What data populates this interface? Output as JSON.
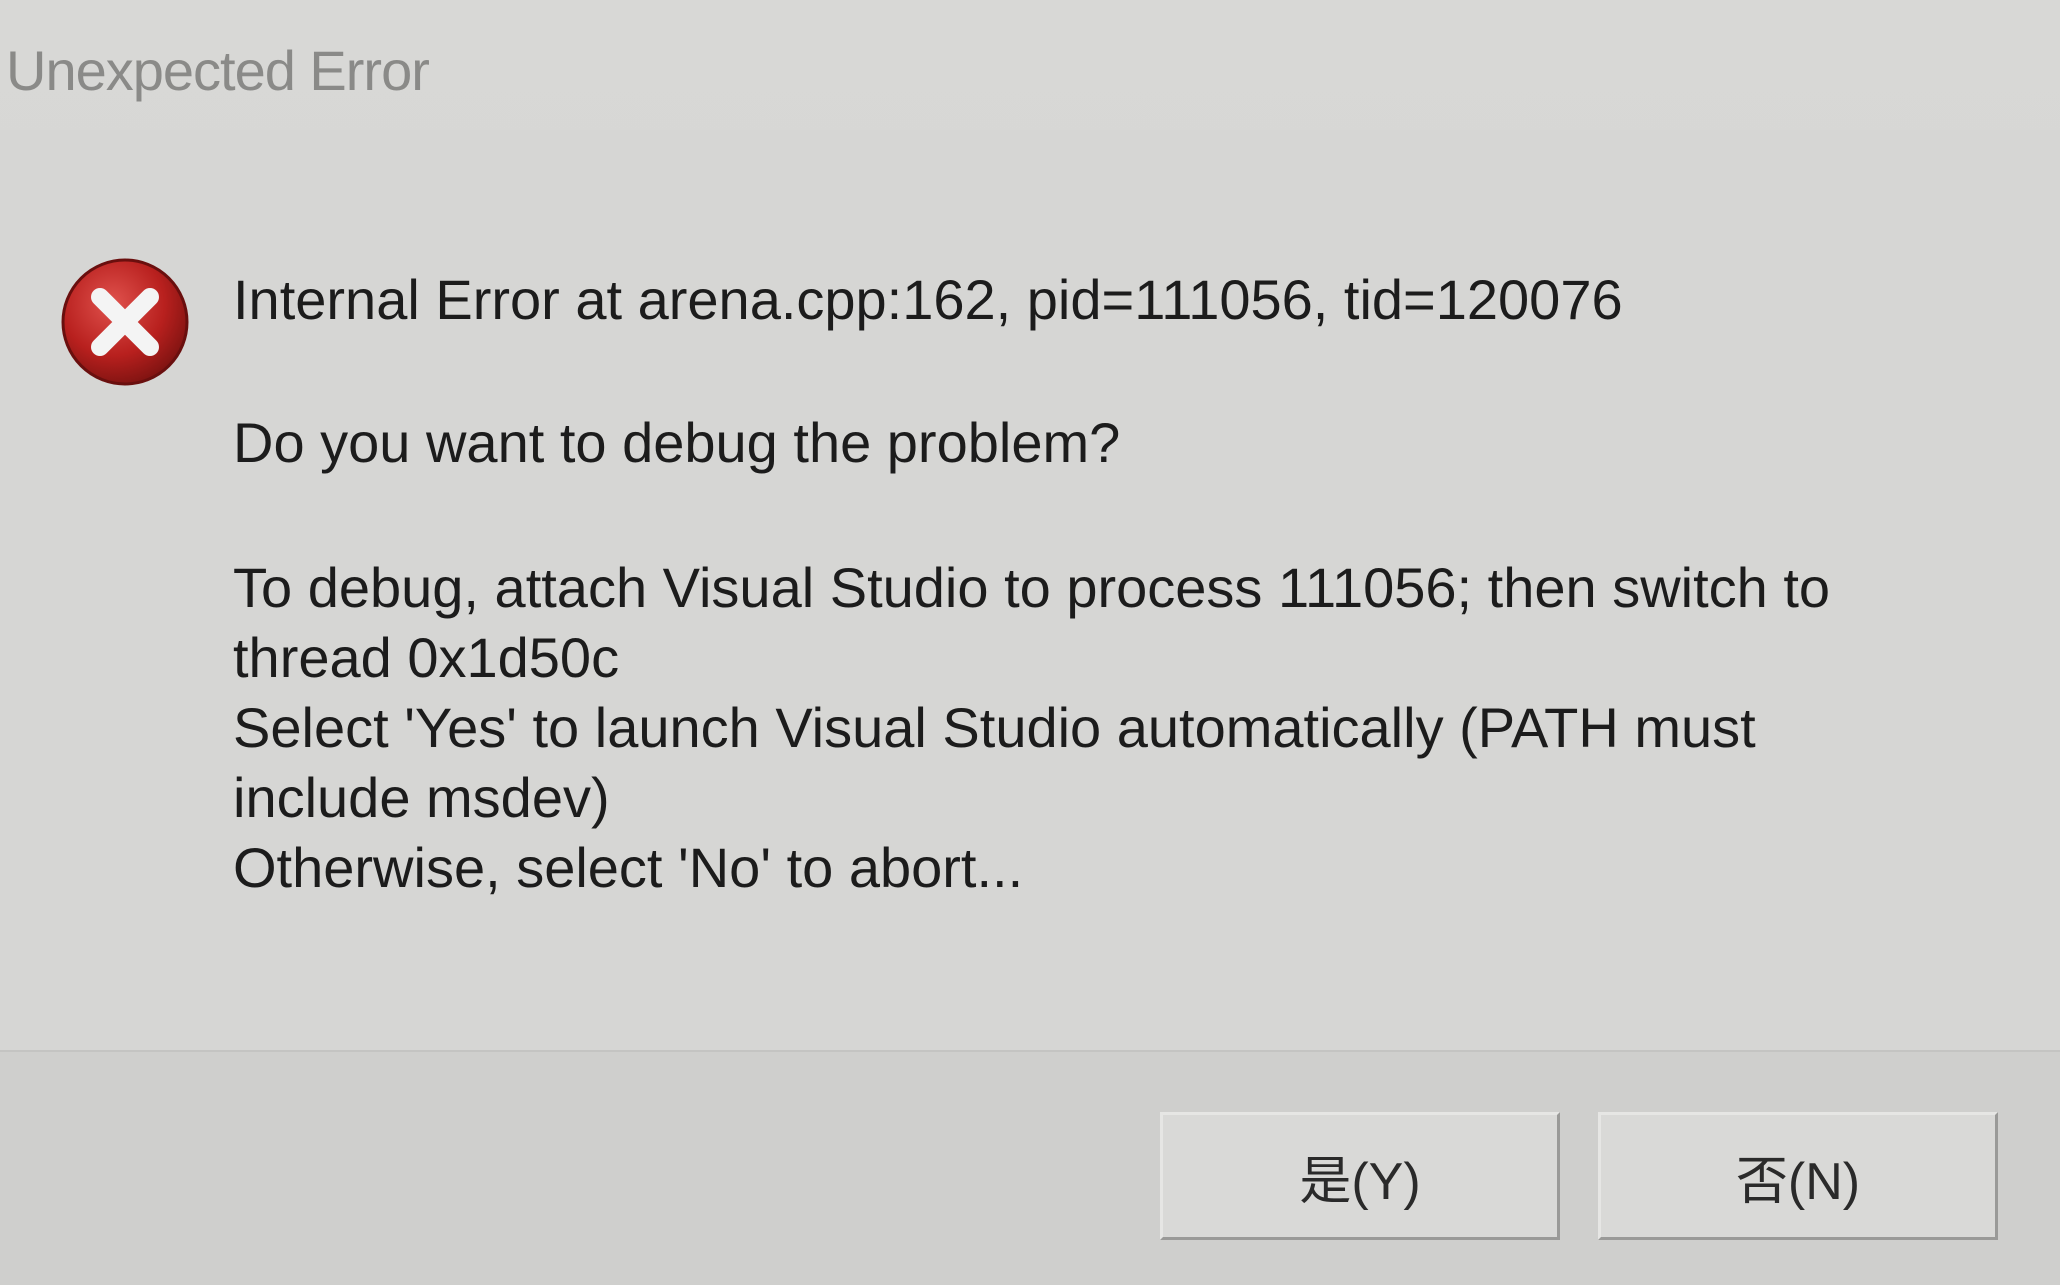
{
  "window": {
    "title": "Unexpected Error"
  },
  "message": {
    "icon": "error-x-icon",
    "headline": "Internal Error at arena.cpp:162, pid=111056, tid=120076",
    "question": "Do you want to debug the problem?",
    "lines": [
      "To debug, attach Visual Studio to process 111056; then switch to",
      "thread 0x1d50c",
      "Select 'Yes' to launch Visual Studio automatically (PATH must",
      "include msdev)",
      "Otherwise, select 'No' to abort..."
    ]
  },
  "buttons": {
    "yes_label": "是(Y)",
    "no_label": "否(N)"
  },
  "colors": {
    "dialog_bg": "#d6d6d4",
    "title_text": "#8a8a88",
    "error_red": "#b8201e",
    "text": "#1c1c1c"
  }
}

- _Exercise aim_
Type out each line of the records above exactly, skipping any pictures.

- _Result for this exercise_
What data populates this interface? Output as JSON.
{
  "window": {
    "title": "Unexpected Error"
  },
  "message": {
    "icon": "error-x-icon",
    "headline": "Internal Error at arena.cpp:162, pid=111056, tid=120076",
    "question": "Do you want to debug the problem?",
    "lines": [
      "To debug, attach Visual Studio to process 111056; then switch to",
      "thread 0x1d50c",
      "Select 'Yes' to launch Visual Studio automatically (PATH must",
      "include msdev)",
      "Otherwise, select 'No' to abort..."
    ]
  },
  "buttons": {
    "yes_label": "是(Y)",
    "no_label": "否(N)"
  },
  "colors": {
    "dialog_bg": "#d6d6d4",
    "title_text": "#8a8a88",
    "error_red": "#b8201e",
    "text": "#1c1c1c"
  }
}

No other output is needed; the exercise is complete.